Exercise details
Your task is to write out all of the records once more, exactly.

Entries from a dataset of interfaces
---------------

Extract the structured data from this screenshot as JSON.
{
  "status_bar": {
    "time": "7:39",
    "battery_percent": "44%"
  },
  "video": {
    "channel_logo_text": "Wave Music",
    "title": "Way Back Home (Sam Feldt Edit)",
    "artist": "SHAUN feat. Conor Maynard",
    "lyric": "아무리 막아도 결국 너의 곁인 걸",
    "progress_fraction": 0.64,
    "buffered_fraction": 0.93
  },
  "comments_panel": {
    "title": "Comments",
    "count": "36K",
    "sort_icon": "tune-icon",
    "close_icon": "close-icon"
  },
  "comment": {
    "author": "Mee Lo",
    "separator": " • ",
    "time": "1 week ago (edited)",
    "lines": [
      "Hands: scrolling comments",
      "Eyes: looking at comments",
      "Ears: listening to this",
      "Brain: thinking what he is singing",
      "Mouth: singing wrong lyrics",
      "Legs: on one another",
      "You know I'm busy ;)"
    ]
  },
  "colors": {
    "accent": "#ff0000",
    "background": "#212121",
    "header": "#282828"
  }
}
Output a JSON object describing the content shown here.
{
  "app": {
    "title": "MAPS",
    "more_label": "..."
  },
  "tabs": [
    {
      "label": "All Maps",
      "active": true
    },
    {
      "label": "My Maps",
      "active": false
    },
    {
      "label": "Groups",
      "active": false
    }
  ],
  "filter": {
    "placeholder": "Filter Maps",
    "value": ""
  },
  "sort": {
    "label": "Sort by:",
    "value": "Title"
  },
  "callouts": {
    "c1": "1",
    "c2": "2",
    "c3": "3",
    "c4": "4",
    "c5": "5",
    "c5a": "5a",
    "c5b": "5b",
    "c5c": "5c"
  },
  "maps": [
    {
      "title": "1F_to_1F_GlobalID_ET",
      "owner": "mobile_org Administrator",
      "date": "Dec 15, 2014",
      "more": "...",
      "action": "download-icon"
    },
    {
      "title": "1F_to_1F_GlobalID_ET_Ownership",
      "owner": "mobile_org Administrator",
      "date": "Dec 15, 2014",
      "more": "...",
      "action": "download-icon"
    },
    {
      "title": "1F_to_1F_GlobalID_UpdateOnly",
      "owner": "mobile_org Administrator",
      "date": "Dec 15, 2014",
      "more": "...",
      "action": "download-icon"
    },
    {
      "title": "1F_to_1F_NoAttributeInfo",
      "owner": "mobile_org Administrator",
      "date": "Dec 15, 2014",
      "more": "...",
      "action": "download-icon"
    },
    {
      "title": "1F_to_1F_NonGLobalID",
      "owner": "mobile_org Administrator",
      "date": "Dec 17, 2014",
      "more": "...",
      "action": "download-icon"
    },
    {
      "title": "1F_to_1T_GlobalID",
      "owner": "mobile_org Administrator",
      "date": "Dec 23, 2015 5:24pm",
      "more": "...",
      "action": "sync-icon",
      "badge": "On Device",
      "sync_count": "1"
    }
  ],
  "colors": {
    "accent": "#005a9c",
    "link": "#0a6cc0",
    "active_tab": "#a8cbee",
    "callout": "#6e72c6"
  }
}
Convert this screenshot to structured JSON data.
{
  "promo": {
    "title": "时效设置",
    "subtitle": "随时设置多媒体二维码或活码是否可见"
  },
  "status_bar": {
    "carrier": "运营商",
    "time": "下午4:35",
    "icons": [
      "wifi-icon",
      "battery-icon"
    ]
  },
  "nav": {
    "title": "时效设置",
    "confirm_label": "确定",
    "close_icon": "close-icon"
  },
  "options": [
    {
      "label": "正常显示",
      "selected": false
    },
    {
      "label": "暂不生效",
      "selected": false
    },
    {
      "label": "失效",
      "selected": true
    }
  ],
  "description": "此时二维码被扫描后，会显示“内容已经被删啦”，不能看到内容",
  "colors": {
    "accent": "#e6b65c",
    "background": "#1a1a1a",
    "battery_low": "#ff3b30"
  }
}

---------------

Solution
Extract the structured data from this screenshot as JSON.
{
  "status_bar": {
    "time": "7:39",
    "battery_percent": "44%"
  },
  "video": {
    "channel_logo_text": "Wave Music",
    "title": "Way Back Home (Sam Feldt Edit)",
    "artist": "SHAUN feat. Conor Maynard",
    "lyric": "아무리 막아도 결국 너의 곁인 걸",
    "progress_fraction": 0.64,
    "buffered_fraction": 0.93
  },
  "comments_panel": {
    "title": "Comments",
    "count": "36K",
    "sort_icon": "tune-icon",
    "close_icon": "close-icon"
  },
  "comment": {
    "author": "Mee Lo",
    "separator": " • ",
    "time": "1 week ago (edited)",
    "lines": [
      "Hands: scrolling comments",
      "Eyes: looking at comments",
      "Ears: listening to this",
      "Brain: thinking what he is singing",
      "Mouth: singing wrong lyrics",
      "Legs: on one another",
      "You know I'm busy ;)"
    ]
  },
  "colors": {
    "accent": "#ff0000",
    "background": "#212121",
    "header": "#282828"
  }
}
Output a JSON object describing the content shown here.
{
  "app": {
    "title": "MAPS",
    "more_label": "..."
  },
  "tabs": [
    {
      "label": "All Maps",
      "active": true
    },
    {
      "label": "My Maps",
      "active": false
    },
    {
      "label": "Groups",
      "active": false
    }
  ],
  "filter": {
    "placeholder": "Filter Maps",
    "value": ""
  },
  "sort": {
    "label": "Sort by:",
    "value": "Title"
  },
  "callouts": {
    "c1": "1",
    "c2": "2",
    "c3": "3",
    "c4": "4",
    "c5": "5",
    "c5a": "5a",
    "c5b": "5b",
    "c5c": "5c"
  },
  "maps": [
    {
      "title": "1F_to_1F_GlobalID_ET",
      "owner": "mobile_org Administrator",
      "date": "Dec 15, 2014",
      "more": "...",
      "action": "download-icon"
    },
    {
      "title": "1F_to_1F_GlobalID_ET_Ownership",
      "owner": "mobile_org Administrator",
      "date": "Dec 15, 2014",
      "more": "...",
      "action": "download-icon"
    },
    {
      "title": "1F_to_1F_GlobalID_UpdateOnly",
      "owner": "mobile_org Administrator",
      "date": "Dec 15, 2014",
      "more": "...",
      "action": "download-icon"
    },
    {
      "title": "1F_to_1F_NoAttributeInfo",
      "owner": "mobile_org Administrator",
      "date": "Dec 15, 2014",
      "more": "...",
      "action": "download-icon"
    },
    {
      "title": "1F_to_1F_NonGLobalID",
      "owner": "mobile_org Administrator",
      "date": "Dec 17, 2014",
      "more": "...",
      "action": "download-icon"
    },
    {
      "title": "1F_to_1T_GlobalID",
      "owner": "mobile_org Administrator",
      "date": "Dec 23, 2015 5:24pm",
      "more": "...",
      "action": "sync-icon",
      "badge": "On Device",
      "sync_count": "1"
    }
  ],
  "colors": {
    "accent": "#005a9c",
    "link": "#0a6cc0",
    "active_tab": "#a8cbee",
    "callout": "#6e72c6"
  }
}
Convert this screenshot to structured JSON data.
{
  "promo": {
    "title": "时效设置",
    "subtitle": "随时设置多媒体二维码或活码是否可见"
  },
  "status_bar": {
    "carrier": "运营商",
    "time": "下午4:35",
    "icons": [
      "wifi-icon",
      "battery-icon"
    ]
  },
  "nav": {
    "title": "时效设置",
    "confirm_label": "确定",
    "close_icon": "close-icon"
  },
  "options": [
    {
      "label": "正常显示",
      "selected": false
    },
    {
      "label": "暂不生效",
      "selected": false
    },
    {
      "label": "失效",
      "selected": true
    }
  ],
  "description": "此时二维码被扫描后，会显示“内容已经被删啦”，不能看到内容",
  "colors": {
    "accent": "#e6b65c",
    "background": "#1a1a1a",
    "battery_low": "#ff3b30"
  }
}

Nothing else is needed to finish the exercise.